== PROBLEM STATEMENT ==
Copy every line of the records that includes the word "title".

== Dataset rows describing interfaces ==
[Start of Attachment]

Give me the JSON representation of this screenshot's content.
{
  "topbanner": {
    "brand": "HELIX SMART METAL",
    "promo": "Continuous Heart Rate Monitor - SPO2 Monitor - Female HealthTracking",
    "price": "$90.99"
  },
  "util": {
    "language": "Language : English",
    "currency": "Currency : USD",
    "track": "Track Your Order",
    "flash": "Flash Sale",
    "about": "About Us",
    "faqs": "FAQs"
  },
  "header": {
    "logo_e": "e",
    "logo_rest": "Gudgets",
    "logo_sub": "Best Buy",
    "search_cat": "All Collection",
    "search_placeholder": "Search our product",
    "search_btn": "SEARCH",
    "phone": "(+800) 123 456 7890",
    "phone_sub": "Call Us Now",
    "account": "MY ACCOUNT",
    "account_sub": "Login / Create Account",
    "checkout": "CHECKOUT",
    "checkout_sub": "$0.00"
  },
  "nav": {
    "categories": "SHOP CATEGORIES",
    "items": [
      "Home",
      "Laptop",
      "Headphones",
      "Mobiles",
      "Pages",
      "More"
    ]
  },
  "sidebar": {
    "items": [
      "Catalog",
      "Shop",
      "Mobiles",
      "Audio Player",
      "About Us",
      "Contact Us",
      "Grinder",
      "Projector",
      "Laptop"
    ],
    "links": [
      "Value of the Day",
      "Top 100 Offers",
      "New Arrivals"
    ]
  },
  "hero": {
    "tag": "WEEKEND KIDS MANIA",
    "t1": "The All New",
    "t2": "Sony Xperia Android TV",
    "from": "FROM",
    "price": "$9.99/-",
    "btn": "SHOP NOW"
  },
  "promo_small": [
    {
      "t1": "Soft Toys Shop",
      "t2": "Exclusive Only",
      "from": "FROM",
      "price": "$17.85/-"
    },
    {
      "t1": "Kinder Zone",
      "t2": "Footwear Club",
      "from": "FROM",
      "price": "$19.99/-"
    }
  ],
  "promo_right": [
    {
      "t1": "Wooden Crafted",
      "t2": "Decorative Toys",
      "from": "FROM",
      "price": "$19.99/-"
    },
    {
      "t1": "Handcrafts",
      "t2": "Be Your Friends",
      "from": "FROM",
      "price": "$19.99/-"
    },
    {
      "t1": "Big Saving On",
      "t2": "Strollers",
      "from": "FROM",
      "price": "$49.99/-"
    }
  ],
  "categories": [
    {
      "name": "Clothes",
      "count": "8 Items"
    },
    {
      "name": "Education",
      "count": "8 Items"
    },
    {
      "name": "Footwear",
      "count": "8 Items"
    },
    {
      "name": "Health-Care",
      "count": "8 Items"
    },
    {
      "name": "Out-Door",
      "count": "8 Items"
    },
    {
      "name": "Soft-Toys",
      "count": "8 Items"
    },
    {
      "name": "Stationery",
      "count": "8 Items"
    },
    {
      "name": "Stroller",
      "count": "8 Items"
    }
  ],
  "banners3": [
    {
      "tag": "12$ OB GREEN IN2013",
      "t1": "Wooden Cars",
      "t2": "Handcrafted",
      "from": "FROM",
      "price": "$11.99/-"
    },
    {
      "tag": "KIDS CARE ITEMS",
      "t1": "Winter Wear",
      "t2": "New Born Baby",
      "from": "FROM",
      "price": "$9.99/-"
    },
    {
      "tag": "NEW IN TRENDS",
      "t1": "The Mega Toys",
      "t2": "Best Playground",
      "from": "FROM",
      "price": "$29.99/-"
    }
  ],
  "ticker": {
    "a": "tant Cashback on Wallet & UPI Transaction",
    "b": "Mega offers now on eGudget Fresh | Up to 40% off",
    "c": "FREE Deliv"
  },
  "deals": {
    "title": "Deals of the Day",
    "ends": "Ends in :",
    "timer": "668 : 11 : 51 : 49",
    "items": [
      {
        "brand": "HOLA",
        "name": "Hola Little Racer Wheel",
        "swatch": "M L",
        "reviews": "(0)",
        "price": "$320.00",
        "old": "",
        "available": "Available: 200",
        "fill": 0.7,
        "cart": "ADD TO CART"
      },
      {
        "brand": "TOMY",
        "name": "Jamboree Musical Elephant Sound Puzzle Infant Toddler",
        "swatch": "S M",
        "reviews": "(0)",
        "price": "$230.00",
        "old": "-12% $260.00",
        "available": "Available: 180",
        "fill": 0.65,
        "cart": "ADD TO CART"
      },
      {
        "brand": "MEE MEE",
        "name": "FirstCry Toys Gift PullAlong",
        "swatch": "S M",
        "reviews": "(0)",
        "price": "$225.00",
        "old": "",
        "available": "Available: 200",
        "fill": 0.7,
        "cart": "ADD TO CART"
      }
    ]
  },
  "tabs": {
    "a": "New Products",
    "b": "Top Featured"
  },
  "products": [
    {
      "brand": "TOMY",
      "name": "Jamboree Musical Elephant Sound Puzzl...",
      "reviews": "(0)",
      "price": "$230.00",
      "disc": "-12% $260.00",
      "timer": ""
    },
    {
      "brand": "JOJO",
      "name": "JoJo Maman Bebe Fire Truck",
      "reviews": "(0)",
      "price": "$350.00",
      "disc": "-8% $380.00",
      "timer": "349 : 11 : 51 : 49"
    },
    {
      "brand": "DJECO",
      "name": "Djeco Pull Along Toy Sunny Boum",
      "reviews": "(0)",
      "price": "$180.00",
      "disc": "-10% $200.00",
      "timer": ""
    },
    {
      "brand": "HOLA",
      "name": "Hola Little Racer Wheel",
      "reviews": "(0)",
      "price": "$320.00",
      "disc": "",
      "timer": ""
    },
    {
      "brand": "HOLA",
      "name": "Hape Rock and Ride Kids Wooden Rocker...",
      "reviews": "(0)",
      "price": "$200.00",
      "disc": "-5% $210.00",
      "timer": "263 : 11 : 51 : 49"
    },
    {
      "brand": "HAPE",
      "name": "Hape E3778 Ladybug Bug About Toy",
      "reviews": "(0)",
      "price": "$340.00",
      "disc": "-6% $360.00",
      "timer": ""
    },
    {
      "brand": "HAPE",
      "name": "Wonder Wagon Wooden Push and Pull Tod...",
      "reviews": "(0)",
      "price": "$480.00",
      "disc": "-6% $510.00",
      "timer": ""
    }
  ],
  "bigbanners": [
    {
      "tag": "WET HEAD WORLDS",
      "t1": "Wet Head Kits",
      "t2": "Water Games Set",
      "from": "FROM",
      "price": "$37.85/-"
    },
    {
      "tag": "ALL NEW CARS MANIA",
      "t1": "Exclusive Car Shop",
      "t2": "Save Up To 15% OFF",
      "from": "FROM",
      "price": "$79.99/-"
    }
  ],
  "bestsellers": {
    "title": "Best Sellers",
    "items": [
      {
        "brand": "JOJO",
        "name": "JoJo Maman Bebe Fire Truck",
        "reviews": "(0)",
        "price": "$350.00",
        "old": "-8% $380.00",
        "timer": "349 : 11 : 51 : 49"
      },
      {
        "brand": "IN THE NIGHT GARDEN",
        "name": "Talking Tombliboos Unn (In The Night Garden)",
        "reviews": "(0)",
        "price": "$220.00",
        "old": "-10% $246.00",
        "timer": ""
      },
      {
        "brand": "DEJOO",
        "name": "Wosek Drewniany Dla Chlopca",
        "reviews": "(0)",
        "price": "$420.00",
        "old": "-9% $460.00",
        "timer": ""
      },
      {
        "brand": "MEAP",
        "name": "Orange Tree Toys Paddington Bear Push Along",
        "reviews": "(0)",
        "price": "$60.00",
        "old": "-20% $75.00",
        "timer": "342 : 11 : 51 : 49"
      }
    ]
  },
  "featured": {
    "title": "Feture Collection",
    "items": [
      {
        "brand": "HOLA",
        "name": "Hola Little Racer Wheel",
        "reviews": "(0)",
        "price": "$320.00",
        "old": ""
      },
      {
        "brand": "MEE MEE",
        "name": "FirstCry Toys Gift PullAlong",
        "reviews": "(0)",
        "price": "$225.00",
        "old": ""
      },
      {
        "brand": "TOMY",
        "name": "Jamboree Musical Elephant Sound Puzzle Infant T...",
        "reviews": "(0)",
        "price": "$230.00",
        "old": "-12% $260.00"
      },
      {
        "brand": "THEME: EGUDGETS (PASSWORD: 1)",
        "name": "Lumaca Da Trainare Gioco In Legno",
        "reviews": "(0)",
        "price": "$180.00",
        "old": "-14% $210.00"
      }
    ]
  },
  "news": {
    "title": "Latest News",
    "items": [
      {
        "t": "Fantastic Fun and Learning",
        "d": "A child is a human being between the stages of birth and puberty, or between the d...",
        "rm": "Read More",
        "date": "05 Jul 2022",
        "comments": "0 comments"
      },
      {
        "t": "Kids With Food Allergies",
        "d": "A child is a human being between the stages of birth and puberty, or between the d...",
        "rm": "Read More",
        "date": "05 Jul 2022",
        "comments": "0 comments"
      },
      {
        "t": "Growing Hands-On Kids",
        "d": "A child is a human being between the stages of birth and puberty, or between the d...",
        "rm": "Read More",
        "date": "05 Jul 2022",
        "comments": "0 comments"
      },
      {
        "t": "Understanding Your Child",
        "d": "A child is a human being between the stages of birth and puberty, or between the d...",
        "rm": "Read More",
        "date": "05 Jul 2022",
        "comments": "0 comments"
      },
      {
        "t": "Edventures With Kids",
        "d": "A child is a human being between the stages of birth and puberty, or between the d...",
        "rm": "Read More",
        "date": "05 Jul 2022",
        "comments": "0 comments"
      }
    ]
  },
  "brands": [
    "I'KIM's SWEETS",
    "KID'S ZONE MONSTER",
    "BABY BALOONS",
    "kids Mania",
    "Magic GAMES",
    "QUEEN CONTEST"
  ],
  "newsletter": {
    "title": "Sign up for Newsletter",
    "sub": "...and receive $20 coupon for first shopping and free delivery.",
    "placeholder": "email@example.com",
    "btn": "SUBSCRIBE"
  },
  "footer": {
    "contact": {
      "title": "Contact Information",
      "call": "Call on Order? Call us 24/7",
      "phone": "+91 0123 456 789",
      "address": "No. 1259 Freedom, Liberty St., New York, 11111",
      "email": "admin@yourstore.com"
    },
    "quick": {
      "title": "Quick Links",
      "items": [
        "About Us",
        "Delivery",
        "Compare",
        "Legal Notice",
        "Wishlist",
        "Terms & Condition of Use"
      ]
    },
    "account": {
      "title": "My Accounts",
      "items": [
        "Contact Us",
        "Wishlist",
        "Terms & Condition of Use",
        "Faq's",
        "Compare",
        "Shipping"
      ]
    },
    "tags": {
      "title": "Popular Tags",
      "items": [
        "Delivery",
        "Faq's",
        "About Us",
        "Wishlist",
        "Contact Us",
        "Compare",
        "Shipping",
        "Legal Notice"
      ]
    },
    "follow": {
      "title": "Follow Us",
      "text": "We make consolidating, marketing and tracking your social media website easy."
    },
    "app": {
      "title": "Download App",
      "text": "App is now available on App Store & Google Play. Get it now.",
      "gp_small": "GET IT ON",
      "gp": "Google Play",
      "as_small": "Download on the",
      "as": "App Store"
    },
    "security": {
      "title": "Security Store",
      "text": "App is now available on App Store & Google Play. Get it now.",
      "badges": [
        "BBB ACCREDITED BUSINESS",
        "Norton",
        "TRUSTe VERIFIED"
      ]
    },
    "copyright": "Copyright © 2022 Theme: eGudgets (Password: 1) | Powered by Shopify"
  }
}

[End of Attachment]

== RESPONSE TO THE TASK ==
    "title": "Deals of the Day",
    "title": "Best Sellers",
    "title": "Feture Collection",
    "title": "Latest News",
    "title": "Sign up for Newsletter",
      "title": "Contact Information",
      "title": "Quick Links",
      "title": "My Accounts",
      "title": "Popular Tags",
      "title": "Follow Us",
      "title": "Download App",
      "title": "Security Store",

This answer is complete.